The big enduros now are really racing, they are so fast as to overcome even the prejudices of who thinks they can only take on dirt-roads. These bikes, with the right tires and a bit of skills can really do a lot, maybe not everything … but almost!
We race up and down along canyons and loose rocks until we reach Castelnuovo dell’Abate, a tiny cluster of houses lost amongst the mountains. We stop for a cold drink and to wait for the latecomers.
In the bar/restaurant the only Italians are the owners! To our great surprise the people sitting at the tables speak northern-European or Far-Eastern languages.
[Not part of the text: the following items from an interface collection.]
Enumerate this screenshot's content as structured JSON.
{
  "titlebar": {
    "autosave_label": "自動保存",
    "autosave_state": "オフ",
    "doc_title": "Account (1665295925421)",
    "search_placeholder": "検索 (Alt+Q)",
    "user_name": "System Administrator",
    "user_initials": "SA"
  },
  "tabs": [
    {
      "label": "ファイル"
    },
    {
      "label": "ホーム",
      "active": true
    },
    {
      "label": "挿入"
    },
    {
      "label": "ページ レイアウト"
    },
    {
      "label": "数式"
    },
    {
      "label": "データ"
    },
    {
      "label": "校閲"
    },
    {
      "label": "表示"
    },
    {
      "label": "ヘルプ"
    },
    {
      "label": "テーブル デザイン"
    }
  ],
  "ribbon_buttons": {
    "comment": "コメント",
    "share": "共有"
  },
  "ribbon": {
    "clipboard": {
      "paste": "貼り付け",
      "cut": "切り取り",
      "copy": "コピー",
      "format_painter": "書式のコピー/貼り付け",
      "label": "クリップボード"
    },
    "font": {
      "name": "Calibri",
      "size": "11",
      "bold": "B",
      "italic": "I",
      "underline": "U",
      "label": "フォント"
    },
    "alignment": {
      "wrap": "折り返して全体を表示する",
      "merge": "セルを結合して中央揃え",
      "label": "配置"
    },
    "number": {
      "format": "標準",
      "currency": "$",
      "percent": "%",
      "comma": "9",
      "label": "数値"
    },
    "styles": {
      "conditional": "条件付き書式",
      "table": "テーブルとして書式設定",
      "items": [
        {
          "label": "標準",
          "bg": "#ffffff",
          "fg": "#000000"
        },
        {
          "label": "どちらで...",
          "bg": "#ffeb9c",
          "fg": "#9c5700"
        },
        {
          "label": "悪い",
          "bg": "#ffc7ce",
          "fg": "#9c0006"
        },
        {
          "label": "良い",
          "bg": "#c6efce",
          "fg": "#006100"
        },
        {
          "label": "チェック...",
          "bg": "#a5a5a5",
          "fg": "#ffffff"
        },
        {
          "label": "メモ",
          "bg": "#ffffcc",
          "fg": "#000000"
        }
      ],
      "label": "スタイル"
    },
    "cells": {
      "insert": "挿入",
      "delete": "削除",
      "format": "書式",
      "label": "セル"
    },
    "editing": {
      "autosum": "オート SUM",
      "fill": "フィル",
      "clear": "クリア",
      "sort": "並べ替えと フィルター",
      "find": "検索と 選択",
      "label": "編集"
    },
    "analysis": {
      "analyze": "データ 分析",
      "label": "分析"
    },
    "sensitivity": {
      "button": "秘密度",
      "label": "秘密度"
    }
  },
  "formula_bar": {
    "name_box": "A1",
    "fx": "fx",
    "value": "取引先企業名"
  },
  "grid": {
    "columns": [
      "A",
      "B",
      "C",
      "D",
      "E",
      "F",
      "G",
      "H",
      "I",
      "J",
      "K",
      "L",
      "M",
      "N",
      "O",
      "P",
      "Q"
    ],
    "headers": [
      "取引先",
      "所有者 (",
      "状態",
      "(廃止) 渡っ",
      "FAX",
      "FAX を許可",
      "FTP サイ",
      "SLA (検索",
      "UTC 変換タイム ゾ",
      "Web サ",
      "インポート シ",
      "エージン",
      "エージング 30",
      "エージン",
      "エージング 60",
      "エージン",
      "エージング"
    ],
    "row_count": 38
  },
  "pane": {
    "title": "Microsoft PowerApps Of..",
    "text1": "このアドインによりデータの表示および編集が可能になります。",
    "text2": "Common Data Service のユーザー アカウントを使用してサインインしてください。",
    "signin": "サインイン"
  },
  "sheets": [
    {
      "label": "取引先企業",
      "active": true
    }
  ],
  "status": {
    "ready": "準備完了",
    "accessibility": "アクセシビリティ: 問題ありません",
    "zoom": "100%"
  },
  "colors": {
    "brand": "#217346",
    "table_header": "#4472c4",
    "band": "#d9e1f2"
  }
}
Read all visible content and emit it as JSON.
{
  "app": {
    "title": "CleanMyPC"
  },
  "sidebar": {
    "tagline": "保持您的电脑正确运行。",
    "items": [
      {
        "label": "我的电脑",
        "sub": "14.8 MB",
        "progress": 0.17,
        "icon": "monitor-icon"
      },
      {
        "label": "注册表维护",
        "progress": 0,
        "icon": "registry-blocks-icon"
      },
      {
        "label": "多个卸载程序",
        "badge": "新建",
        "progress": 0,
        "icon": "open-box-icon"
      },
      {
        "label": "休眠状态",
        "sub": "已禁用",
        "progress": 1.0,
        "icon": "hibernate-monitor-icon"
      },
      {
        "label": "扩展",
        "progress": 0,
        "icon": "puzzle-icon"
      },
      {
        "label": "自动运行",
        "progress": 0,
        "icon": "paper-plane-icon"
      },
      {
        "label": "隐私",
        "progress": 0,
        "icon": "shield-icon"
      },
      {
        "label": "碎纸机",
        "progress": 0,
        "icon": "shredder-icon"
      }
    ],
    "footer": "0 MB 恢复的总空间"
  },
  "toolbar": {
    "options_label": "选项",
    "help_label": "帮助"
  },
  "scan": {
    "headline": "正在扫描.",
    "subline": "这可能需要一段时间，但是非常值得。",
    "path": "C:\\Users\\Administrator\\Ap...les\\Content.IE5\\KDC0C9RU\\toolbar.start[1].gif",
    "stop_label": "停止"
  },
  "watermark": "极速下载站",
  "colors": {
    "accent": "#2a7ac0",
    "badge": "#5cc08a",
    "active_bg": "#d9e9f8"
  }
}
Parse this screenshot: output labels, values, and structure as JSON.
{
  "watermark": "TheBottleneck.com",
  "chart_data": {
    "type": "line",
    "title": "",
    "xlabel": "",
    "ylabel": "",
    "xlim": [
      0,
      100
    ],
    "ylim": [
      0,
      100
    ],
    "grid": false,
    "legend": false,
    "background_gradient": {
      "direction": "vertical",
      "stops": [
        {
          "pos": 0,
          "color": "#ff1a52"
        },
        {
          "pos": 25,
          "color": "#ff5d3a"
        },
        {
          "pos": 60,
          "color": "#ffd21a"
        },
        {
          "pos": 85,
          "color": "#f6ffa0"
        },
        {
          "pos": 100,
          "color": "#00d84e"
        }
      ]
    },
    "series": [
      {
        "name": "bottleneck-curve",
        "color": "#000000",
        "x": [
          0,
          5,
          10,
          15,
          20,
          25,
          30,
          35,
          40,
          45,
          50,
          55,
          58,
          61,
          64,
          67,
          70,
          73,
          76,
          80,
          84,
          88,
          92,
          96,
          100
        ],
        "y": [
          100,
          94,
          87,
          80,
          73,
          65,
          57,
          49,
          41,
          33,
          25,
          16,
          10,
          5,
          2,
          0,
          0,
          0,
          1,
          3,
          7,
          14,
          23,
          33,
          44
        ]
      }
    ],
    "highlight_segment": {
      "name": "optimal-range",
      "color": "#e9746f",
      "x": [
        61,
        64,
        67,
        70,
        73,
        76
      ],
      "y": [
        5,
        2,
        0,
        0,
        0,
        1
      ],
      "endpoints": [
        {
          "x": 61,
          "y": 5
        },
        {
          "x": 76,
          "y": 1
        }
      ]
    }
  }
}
I appreciate the luck of living in a Country like this, where the cities are full of history and beauty and tourists visit the small postcard-like borghi, a distributed richness without equals.
Carlo’s “bad enduro” finishes here, we rejoin the others and smoothly along the dirt-roads that circle the Amiata Mountain, we return to the B&B in Radicofani for the night and for a dinner where the pitchers of wine are hardly left empty.

Sunday as a pilgrim
A ride North towards Siena is scheduled for Sunday, but I must return home early, so I decide to return to Viterbo along the via Francigena that passes from Radicofani.
For those who never heard of it, the via Francigena is an ancient route, 3000 km long, that in medieval times connected Canterbury to Rome, something like a Camino de Santiago (the Way of Saint James) of Central Europe.
Following the signs and the milestones that for centuries indicated the road to pilgrims, I ride towards Montefiascone along spring green fields.
First, I must say that the via Francigena is a pedestrian route for pilgrims so one must go at a pilgrim’s pace even if on two-wheels; this is a must to avoid being disliked and looking like idiots. It must also be said that the trail must not be taken too lightly. It is mostly dirt-roads, but it’s still for pedestrians and in some sections I had to make use of all my enduro experience to pass without damage for the trail was so narrow my twin engine bike couldn’t pass.
Luckily, these are isolated sections, only a few hundred meters long, and the Cassia runs near the trail so, with enough information, it is possible to avoid any section that is too difficult
I pass borghi like Acquapendente and San Lorenzo – from the square of the latter the view of the Bolsena lake is magnificent with the road seemingly diving directly into the water. The crater lake attracts the eye at every step (or wheel turn); it characterizes the way between San Lorenzo and Montefiascone, a constant and spectacular presence that shows itself around every curve.
I reach Bolsena from behind its castle which lays almost on the shore of the lake and stop for a drink on the beach taking the time for a short walk in the Spring sun.
I leave heading towards the Turona park and reach the panoramic viewpoint of Montefiascone’s Rocca dei Papi, a terrace overlooking the lake where my trip ends. In this part of the country Sunday’s lunch is a serious thing, along the streets of the borghi the ovens work overtime, the scent of roast fills the air, it is time to head back home!

Text and photos: Dario Lupin